__Directions__: Please copy out each line of the entries in which "Brightness" appears.
─── Listed entries ───
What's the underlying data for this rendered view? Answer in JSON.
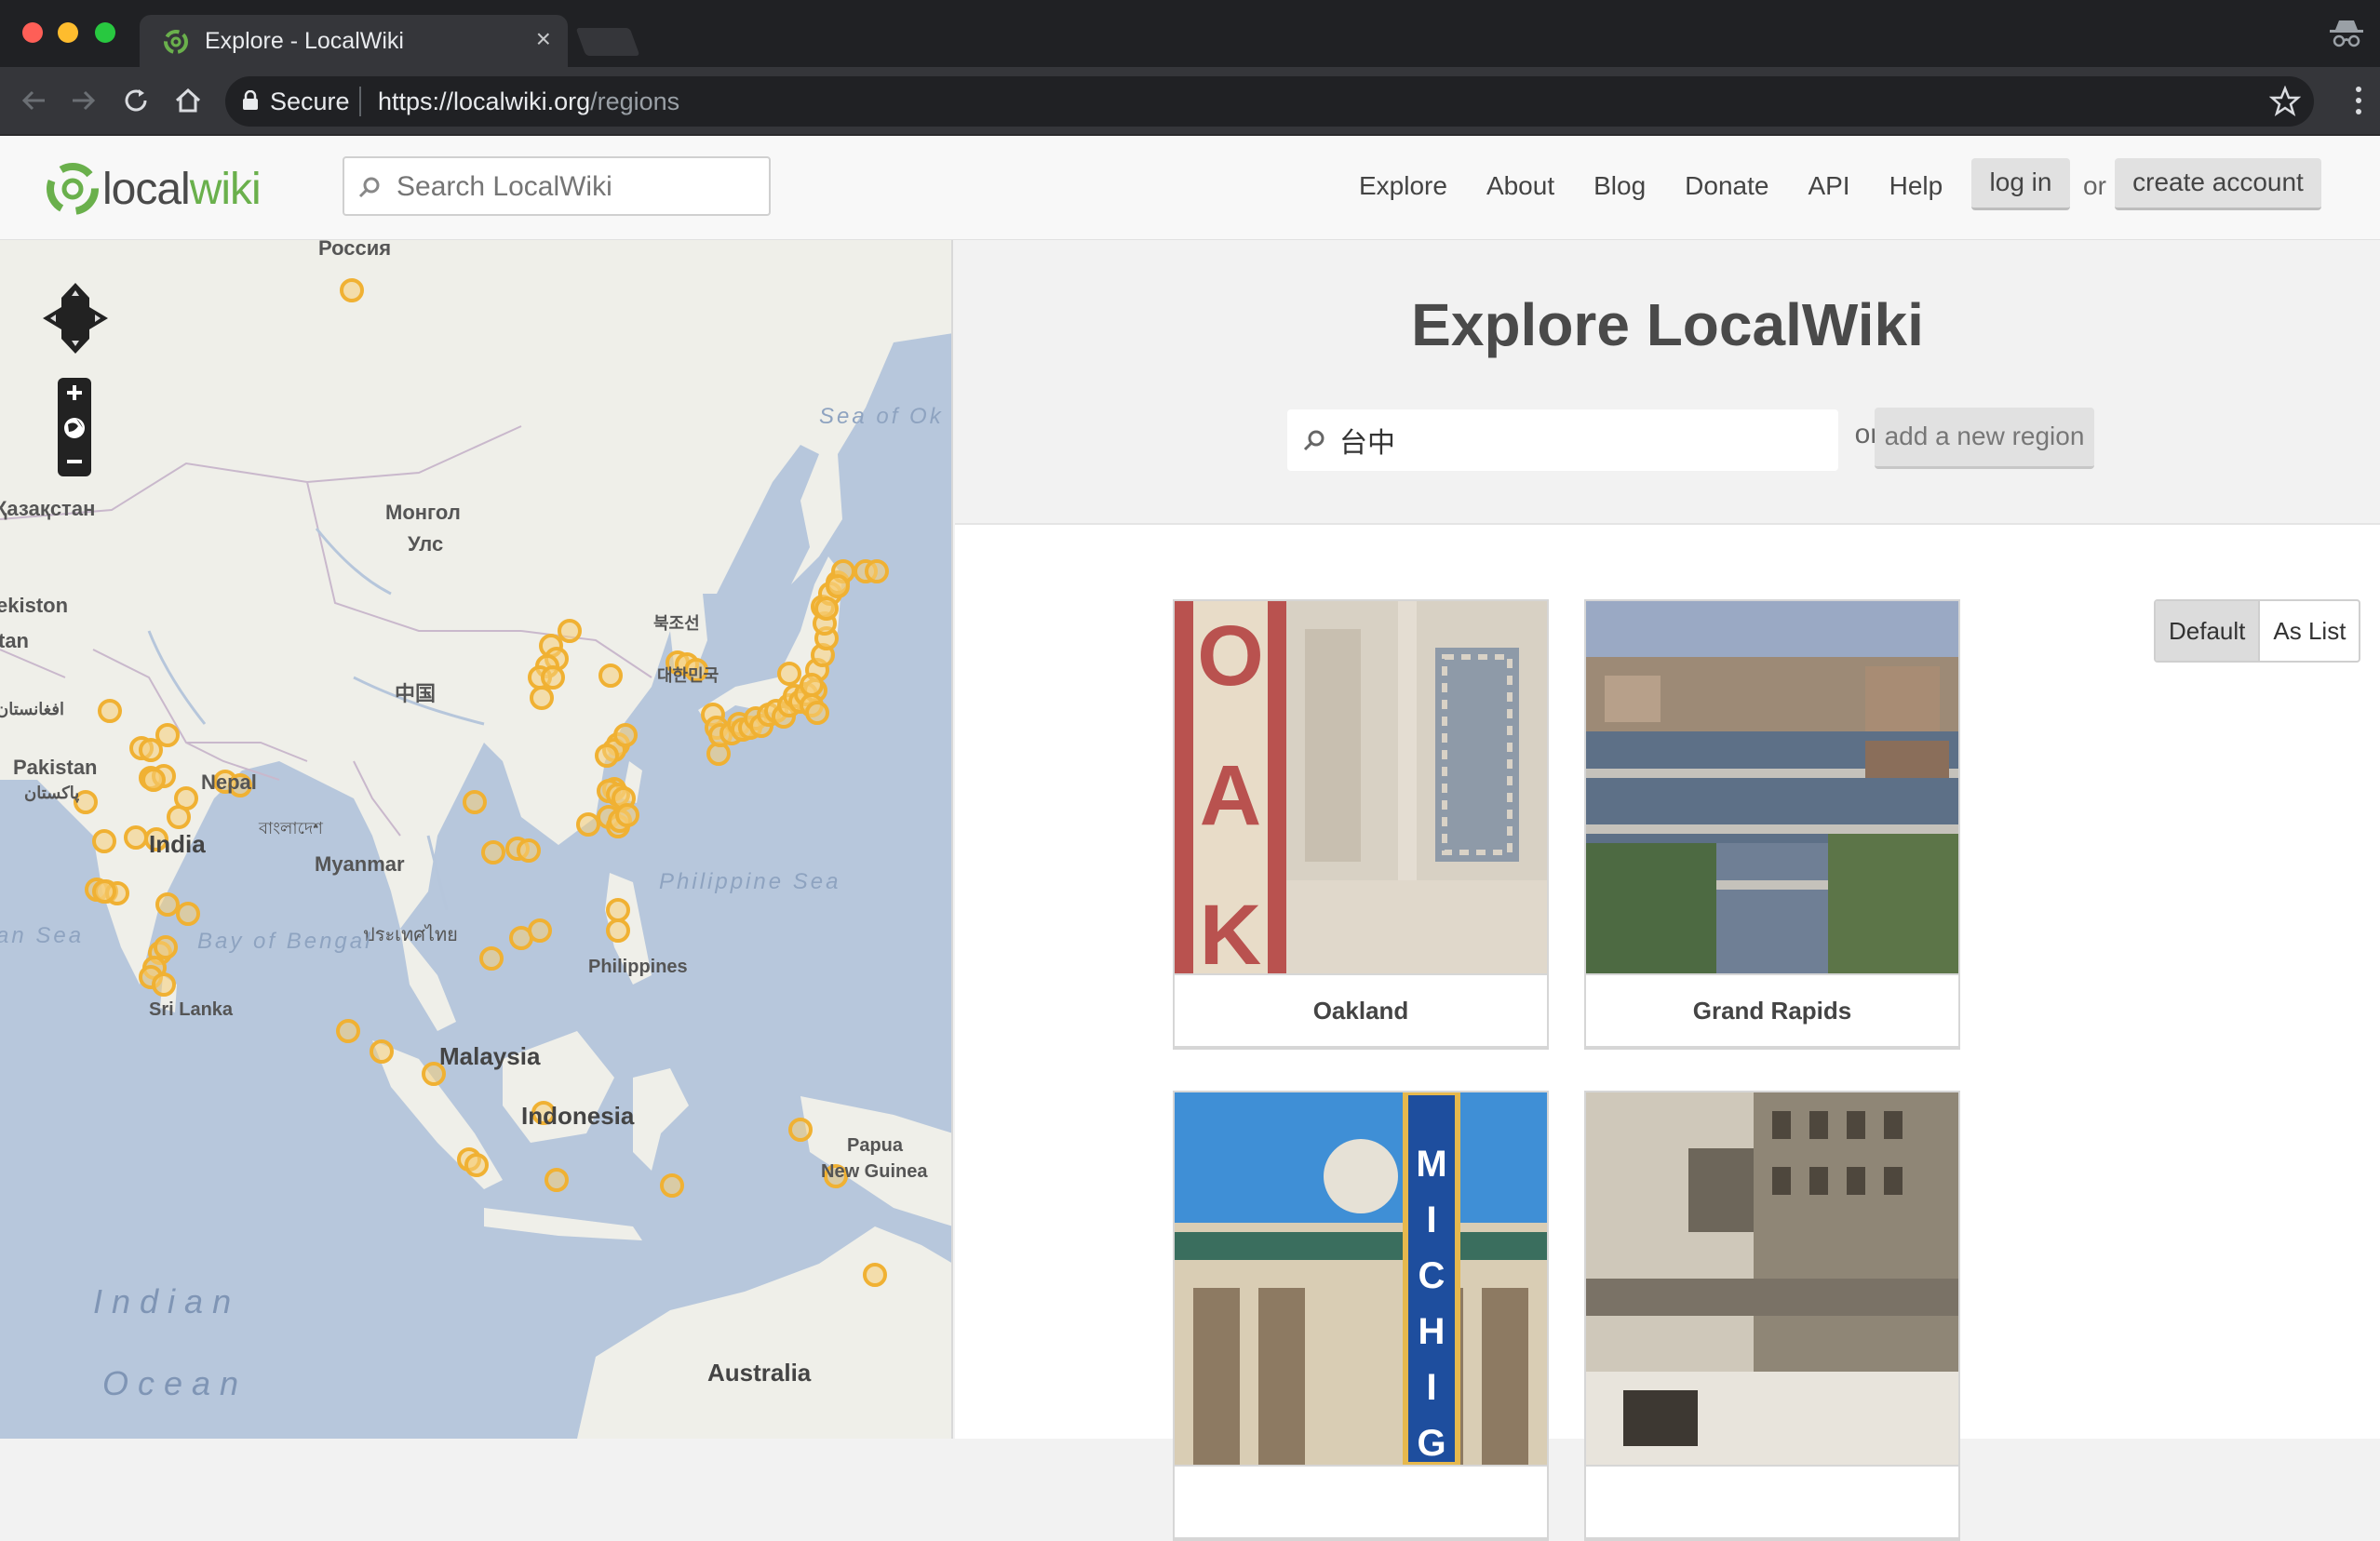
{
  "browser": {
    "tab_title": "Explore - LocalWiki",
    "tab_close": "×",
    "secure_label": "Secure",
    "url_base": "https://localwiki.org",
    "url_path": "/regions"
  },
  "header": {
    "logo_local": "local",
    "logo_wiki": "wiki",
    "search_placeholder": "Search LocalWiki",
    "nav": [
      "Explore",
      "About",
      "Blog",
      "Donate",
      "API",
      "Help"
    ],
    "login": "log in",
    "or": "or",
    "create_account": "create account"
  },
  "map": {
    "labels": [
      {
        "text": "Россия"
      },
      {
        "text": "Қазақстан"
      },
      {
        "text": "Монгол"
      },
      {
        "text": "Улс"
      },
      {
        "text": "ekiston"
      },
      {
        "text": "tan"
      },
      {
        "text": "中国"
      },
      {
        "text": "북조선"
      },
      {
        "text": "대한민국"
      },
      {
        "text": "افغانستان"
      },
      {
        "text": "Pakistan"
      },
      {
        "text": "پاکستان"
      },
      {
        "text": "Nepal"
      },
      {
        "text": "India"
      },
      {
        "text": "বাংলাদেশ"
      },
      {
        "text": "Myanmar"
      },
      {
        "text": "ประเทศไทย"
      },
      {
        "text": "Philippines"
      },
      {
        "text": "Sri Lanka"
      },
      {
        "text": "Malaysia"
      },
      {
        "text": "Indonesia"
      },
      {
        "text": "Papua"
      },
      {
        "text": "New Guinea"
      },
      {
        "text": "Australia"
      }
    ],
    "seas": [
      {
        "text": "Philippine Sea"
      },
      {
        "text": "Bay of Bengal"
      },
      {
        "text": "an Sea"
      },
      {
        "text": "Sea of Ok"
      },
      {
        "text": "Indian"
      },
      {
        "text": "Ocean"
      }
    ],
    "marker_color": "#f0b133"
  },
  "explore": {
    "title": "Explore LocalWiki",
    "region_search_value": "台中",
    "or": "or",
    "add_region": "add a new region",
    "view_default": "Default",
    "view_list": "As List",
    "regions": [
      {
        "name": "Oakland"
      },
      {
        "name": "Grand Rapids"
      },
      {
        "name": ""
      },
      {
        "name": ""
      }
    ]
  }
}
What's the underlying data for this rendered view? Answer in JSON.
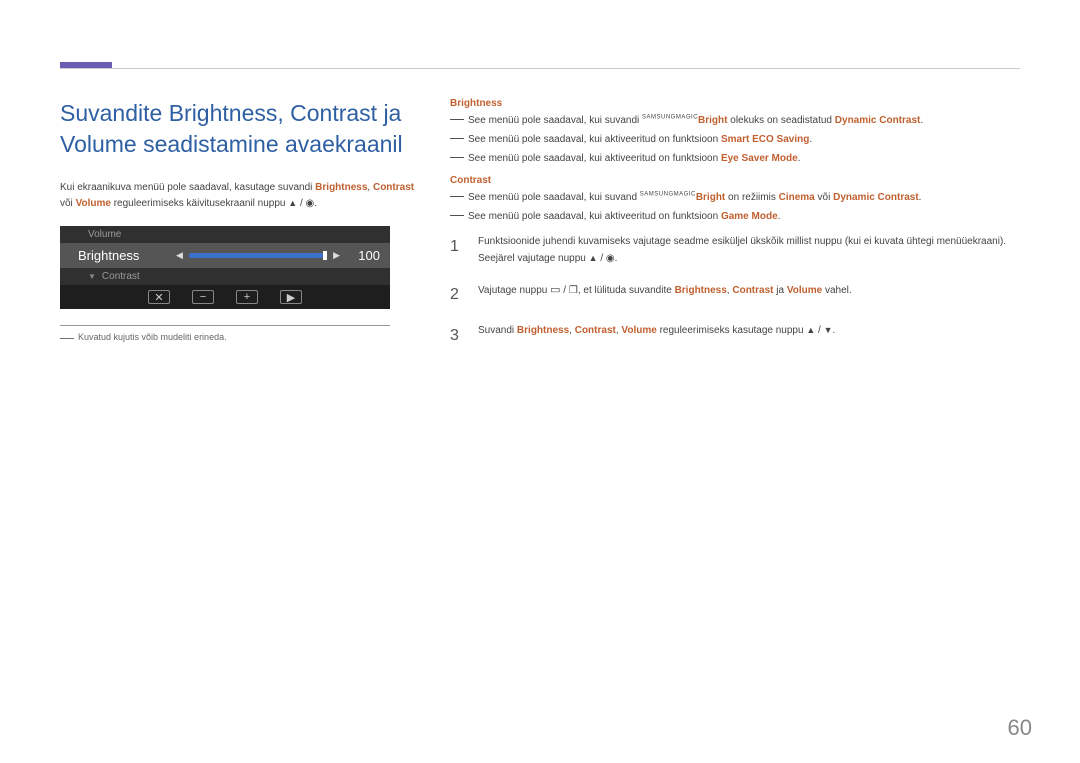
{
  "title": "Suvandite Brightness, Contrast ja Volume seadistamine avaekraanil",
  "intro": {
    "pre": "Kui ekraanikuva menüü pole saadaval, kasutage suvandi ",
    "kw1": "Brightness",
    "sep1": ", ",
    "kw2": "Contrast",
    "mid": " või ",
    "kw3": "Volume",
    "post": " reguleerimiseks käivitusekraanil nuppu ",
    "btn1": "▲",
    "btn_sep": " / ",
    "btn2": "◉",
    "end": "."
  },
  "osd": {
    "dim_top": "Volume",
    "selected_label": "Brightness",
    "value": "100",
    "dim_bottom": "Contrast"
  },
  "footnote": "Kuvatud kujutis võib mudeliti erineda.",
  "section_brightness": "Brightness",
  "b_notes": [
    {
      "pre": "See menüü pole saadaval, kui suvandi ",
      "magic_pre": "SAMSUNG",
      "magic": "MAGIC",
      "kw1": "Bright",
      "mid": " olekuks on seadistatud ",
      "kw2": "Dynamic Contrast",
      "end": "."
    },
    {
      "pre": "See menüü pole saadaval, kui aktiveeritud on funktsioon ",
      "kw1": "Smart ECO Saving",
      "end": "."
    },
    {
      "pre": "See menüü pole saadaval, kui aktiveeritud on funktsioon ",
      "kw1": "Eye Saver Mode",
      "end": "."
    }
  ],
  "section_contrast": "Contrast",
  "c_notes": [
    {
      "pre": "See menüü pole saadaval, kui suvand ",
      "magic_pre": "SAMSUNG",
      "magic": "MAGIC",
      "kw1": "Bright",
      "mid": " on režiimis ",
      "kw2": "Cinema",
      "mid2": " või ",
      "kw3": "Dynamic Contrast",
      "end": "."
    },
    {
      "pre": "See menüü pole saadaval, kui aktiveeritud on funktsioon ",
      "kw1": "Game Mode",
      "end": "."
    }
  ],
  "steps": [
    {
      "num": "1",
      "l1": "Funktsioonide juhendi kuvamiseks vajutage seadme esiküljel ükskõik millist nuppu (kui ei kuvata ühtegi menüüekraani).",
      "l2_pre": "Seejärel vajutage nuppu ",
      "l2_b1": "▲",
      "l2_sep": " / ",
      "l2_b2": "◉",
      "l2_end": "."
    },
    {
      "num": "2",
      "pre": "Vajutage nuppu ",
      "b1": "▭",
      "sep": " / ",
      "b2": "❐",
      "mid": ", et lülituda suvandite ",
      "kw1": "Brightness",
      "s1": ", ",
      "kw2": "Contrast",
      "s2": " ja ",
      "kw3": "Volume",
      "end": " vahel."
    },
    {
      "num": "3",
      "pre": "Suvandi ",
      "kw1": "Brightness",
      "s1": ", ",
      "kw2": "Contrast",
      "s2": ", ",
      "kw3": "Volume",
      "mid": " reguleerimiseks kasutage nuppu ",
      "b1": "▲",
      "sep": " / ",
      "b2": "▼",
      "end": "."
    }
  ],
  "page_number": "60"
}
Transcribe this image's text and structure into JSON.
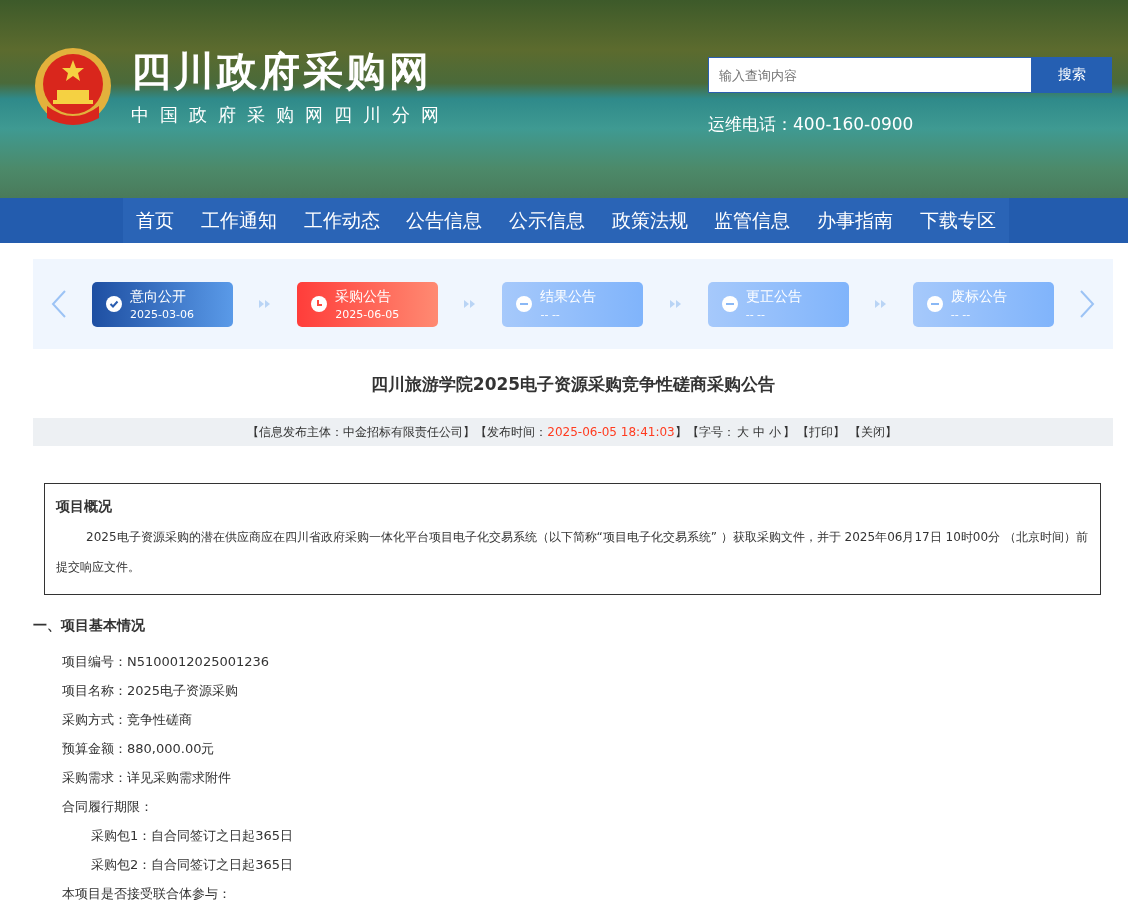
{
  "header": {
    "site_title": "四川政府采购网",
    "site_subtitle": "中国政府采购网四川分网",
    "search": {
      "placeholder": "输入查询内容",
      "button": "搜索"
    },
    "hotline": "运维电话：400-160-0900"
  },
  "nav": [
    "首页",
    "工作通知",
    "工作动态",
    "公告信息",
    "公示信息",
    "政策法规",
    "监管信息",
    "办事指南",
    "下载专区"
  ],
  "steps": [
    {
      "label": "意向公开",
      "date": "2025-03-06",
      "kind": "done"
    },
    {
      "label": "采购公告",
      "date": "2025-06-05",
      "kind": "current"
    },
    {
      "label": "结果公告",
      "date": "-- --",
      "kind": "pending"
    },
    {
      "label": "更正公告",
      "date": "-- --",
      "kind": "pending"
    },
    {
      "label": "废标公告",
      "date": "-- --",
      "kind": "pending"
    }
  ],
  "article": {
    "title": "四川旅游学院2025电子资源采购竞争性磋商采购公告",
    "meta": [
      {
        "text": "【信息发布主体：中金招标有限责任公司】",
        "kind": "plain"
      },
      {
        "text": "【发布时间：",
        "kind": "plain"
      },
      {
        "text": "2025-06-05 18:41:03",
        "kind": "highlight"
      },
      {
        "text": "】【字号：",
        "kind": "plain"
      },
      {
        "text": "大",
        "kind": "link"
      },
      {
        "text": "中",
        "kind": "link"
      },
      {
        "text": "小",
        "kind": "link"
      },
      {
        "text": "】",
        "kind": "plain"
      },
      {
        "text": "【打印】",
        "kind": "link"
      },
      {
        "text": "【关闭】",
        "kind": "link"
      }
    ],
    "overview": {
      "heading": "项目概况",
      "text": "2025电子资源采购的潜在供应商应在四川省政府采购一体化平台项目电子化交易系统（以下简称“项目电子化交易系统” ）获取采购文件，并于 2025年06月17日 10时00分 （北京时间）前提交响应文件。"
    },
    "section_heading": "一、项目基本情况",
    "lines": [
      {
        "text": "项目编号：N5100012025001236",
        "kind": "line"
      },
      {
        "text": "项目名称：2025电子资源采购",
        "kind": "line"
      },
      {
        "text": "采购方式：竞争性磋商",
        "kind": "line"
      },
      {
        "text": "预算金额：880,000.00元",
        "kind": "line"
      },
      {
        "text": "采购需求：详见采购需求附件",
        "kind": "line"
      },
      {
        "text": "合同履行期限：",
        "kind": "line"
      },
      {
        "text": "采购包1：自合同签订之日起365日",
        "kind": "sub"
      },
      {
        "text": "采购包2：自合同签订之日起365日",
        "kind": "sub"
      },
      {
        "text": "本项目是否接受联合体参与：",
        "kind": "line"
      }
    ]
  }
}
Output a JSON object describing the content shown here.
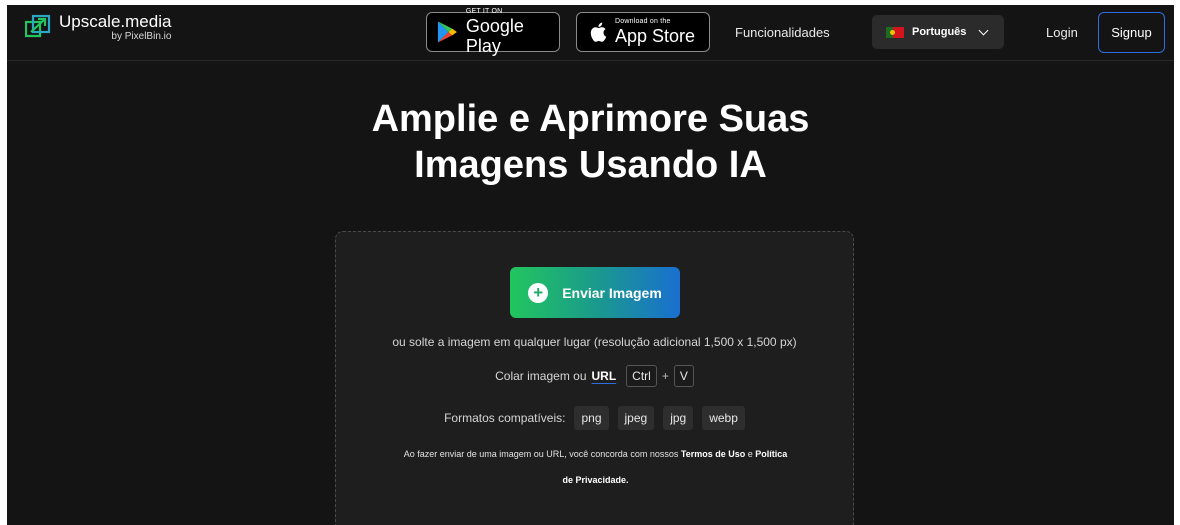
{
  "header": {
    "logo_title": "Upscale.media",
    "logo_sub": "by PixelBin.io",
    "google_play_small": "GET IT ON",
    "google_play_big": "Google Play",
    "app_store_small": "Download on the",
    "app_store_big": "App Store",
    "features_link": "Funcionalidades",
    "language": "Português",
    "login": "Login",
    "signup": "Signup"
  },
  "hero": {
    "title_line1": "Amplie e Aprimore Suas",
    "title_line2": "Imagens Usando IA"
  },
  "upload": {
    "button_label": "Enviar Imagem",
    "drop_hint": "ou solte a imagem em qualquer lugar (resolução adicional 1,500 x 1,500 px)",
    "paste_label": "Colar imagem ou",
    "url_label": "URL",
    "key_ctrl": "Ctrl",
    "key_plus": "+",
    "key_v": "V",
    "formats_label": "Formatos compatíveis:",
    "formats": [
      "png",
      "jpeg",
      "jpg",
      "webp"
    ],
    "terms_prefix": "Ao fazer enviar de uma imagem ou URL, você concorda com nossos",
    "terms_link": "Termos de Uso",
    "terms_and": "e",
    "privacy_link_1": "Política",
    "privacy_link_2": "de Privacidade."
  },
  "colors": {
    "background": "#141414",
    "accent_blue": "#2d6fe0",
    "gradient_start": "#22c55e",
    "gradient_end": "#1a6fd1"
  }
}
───
__Solution to the problem__:
  "title": "Suvandite Brightness, Contrast ja Volume seadistamine avaekraanil",
    "kw1": "Brightness",
    "selected_label": "Brightness",
  "section_brightness": "Brightness",
      "kw1": "Brightness",
      "kw1": "Brightness",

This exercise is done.